The second component of the geoexchange system is the heat pump system. A heat pump works in much the same way as a conventional air conditioner or radiator in a car. (J. McGinnis, personal communication, October 3, 2009) Basically the heat pump is what is transferring the heat into and out of the house.

The main idea behind the heat pump is that through the help of a refrigerant, the heat exchange can take place. The primary principle of heat exchange is that heat energy will always flow from the highest temperature down to the lowest one.

The third component of geoexchange systems is how the heat is distributed. This part is the simplest and easiest to install. Heat distribution in geoexchange systems is exactly like is in other distribution systems. The heat from the geoexchange system uses a series of ductwork just like in other homes and businesses. (Calahan, 2007)

At Woolen Mill Farm, Jay is using a close-looped system to heat and cool his home. The idea behind a close-looped system is that the piping used in the ground connection system forms a continuous loop. (Calahan, 2007) That continuous loop acts as the heat exchanger. The pipe is run underground and then connected to an indoor heat pump in his basement.

Inside of the pipe is an anti-freeze solution that circulates the hot or cool energy throughout the system.

A close-looped system is extremely versatile in the ways that the piping can be laid out. The easiest and most common way to lay out the pipes would be in a horizontal manner. Usually the pipes would be entrenched in about four feet of dirt. (Calahan, 2007)

Typically in a 2,000 square foot home you would need anywhere from 1,500 feet to 1,800 feet of piping. If there is not enough area to lay out the pipes horizontally then the pipes could potentially be dug deep down in the Earth in vertical manner. The pipes would have to be dug at least 125 to 150 feet underground though, which could end up being a bit expensive. (Calahan, 2007)

The third variation of the close-looped system would be to have the pipes submerged in at least six feet of water at its shallowest.

The other type of loop system that can be installed is the open-loop system. Unlike the close-looped system where the pipes are all pressurized and under the ground, an open-loop system uses groundwater from a conventional well as the heat source. (Calahan, 2007)

Since the system is not in a continuous loop the used water must be discharged after each use. The water does not become polluted in any way so that when it is time to discharge it, the water can simply be dumped in a stream, pond, ditch, etc. (Calahan, 2007)

In terms of maintenance and performance, both the close-looped system and the open-loop system function about the same. After a prolonged period however, the close-looped system will end up requiring less maintenance solely due to the fact that it is a sealed and pressurized system.

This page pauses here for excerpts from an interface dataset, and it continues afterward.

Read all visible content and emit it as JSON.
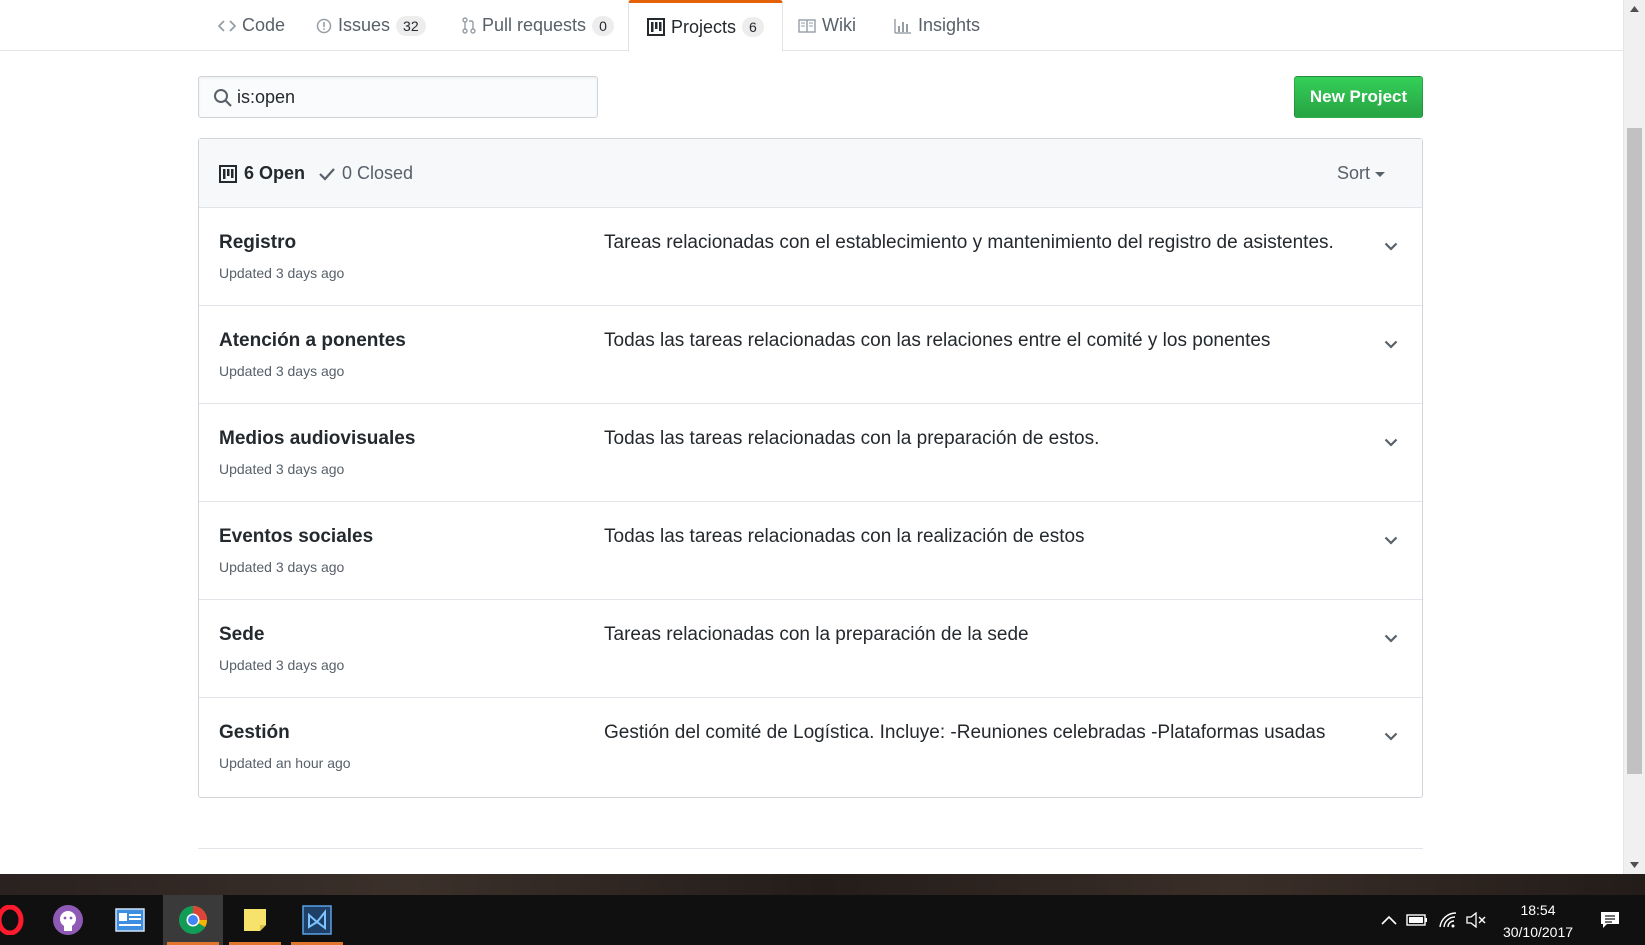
{
  "repo_nav": {
    "tabs": [
      {
        "label": "Code",
        "icon": "code-icon"
      },
      {
        "label": "Issues",
        "count": "32",
        "icon": "issue-opened-icon"
      },
      {
        "label": "Pull requests",
        "count": "0",
        "icon": "git-pull-request-icon"
      },
      {
        "label": "Projects",
        "count": "6",
        "icon": "project-icon",
        "selected": true
      },
      {
        "label": "Wiki",
        "icon": "book-icon"
      },
      {
        "label": "Insights",
        "icon": "graph-icon"
      }
    ]
  },
  "search": {
    "value": "is:open",
    "placeholder": ""
  },
  "new_project_label": "New Project",
  "projects_header": {
    "open_label": "6 Open",
    "closed_label": "0 Closed",
    "sort_label": "Sort"
  },
  "projects": [
    {
      "name": "Registro",
      "updated": "Updated 3 days ago",
      "description": "Tareas relacionadas con el establecimiento y mantenimiento del registro de asistentes."
    },
    {
      "name": "Atención a ponentes",
      "updated": "Updated 3 days ago",
      "description": "Todas las tareas relacionadas con las relaciones entre el comité y los ponentes"
    },
    {
      "name": "Medios audiovisuales",
      "updated": "Updated 3 days ago",
      "description": "Todas las tareas relacionadas con la preparación de estos."
    },
    {
      "name": "Eventos sociales",
      "updated": "Updated 3 days ago",
      "description": "Todas las tareas relacionadas con la realización de estos"
    },
    {
      "name": "Sede",
      "updated": "Updated 3 days ago",
      "description": "Tareas relacionadas con la preparación de la sede"
    },
    {
      "name": "Gestión",
      "updated": "Updated an hour ago",
      "description": "Gestión del comité de Logística. Incluye: -Reuniones celebradas -Plataformas usadas"
    }
  ],
  "taskbar": {
    "apps": [
      "opera-icon",
      "github-desktop-icon",
      "control-panel-icon",
      "chrome-icon",
      "sticky-notes-icon",
      "visual-studio-icon"
    ],
    "tray": [
      "chevron-up-icon",
      "battery-icon",
      "wifi-icon",
      "volume-muted-icon",
      "notifications-icon"
    ],
    "time": "18:54",
    "date": "30/10/2017"
  },
  "colors": {
    "accent_tab": "#e36209",
    "new_project_green": "#28a745"
  }
}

A case study done in Tennessee by members from ASHRAE uncovered some potential problems in using a geoexchange system. The original goal of the experiment was to have fully sustainable housing and they would then monitor what was going on in each house.

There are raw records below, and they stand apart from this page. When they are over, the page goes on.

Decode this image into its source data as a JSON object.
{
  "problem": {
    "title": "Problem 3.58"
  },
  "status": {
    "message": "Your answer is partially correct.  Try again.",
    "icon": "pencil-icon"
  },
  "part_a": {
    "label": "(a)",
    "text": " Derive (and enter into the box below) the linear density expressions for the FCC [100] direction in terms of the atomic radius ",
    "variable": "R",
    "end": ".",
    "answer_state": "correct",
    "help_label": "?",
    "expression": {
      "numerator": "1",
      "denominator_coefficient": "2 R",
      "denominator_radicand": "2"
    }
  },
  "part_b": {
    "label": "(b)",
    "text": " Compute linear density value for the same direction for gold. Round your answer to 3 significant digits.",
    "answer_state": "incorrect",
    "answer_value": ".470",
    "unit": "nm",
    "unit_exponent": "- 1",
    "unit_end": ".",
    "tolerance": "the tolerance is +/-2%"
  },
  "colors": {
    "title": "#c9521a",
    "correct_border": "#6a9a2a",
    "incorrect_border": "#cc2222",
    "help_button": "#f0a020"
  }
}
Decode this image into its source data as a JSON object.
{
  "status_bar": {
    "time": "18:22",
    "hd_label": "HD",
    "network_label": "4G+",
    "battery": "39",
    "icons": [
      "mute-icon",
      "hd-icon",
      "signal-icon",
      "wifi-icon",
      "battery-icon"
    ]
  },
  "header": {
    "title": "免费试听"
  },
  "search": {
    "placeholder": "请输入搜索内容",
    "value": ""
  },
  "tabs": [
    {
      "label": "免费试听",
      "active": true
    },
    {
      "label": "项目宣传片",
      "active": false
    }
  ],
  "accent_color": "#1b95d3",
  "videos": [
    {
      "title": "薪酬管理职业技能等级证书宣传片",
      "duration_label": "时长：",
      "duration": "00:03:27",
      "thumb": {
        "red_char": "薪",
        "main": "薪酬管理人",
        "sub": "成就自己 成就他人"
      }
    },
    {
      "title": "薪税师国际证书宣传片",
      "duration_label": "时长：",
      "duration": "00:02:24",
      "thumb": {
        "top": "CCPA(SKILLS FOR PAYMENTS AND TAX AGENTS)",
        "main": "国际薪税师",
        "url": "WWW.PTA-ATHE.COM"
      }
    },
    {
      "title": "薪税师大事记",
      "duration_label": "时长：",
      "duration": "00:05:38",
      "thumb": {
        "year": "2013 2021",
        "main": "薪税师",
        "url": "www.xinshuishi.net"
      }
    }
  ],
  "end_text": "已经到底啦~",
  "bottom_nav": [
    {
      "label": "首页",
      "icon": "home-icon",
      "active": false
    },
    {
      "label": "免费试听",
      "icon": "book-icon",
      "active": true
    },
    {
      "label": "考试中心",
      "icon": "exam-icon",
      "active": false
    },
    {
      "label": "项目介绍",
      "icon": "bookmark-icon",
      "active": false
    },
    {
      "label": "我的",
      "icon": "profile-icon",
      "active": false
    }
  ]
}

One of the houses was supposed to be using the excess heat from the compressor during the cooling season to heat up all the water in the house. To their dismay that process never occurred.

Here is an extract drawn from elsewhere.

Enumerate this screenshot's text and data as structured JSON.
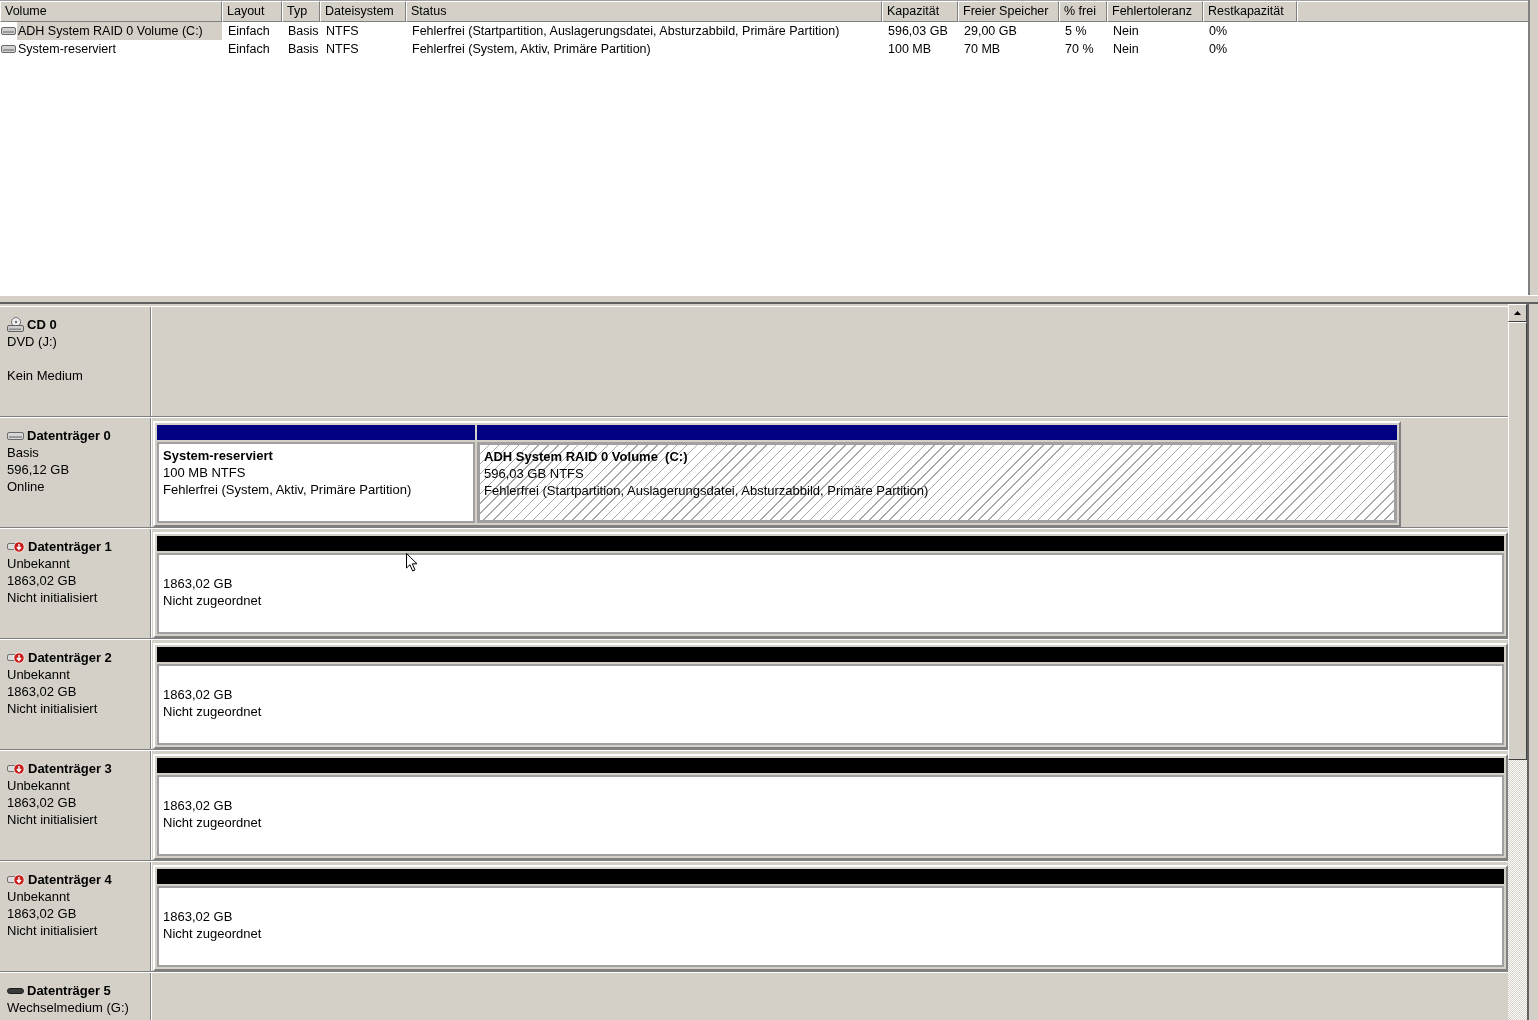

Which brings up one of the biggest issues facing geothermal power: installation mistakes. As it turned out the workers who had been in charge of working out all of the plumbing in the house had made a very large mistake: "The inlet and outlet water lines from the desuperheater exchanger and the hot water heater were not plumbed correctly and needed to be reversed." (Christian, Atchley, Richards, Moon, & Childs, 2006)


There are many ways to lead a sustainable lifestyle. Woolen Mill Farm is a prime example of how technology is progressing towards a cleaner way of living. Fossil fuels may still be the cheapest way to harness energy, but at what cost?

This site was cresearched and written by Joe Lawrence,, a student at Millersville University of Pennsylvania

© 2007 Millersville University. All Rights Reserved.